(Data about app and page elements)
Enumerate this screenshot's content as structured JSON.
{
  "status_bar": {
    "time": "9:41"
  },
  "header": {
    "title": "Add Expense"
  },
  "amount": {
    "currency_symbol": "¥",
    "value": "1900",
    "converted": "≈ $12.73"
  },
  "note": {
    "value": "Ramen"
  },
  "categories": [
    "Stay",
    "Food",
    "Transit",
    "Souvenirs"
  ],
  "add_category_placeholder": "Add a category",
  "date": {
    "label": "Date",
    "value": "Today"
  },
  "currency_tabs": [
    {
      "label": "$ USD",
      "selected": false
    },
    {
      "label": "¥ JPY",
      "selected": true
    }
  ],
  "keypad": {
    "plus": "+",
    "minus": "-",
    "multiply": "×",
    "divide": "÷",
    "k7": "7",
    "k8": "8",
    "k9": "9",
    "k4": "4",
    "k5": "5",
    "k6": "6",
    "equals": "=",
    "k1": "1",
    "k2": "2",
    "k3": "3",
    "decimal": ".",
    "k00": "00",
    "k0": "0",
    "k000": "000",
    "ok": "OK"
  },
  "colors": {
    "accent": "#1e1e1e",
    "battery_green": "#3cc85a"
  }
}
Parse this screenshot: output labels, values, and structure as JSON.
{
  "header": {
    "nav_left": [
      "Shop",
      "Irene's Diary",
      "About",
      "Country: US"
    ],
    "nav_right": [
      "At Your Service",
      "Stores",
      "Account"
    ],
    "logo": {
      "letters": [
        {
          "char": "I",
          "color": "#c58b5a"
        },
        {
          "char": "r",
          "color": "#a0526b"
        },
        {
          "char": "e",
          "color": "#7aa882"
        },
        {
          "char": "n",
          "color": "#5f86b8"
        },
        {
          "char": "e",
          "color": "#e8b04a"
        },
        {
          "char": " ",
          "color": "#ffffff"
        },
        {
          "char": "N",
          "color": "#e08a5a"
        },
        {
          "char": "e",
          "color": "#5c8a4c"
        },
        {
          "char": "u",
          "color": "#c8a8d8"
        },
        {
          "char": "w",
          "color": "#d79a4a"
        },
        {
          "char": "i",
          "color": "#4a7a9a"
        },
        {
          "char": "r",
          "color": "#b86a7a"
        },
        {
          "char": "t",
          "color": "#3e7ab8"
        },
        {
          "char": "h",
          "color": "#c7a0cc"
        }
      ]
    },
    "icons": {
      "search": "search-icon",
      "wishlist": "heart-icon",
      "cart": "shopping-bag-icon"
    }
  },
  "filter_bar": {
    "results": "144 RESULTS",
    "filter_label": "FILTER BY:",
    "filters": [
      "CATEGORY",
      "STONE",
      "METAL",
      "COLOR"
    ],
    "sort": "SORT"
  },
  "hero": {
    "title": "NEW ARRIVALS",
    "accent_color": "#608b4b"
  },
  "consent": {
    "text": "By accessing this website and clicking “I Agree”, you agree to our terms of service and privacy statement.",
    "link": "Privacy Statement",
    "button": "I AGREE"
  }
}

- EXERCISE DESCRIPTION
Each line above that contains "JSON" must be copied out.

- OUTPUT
Enumerate this screenshot's content as structured JSON.
Parse this screenshot: output labels, values, and structure as JSON.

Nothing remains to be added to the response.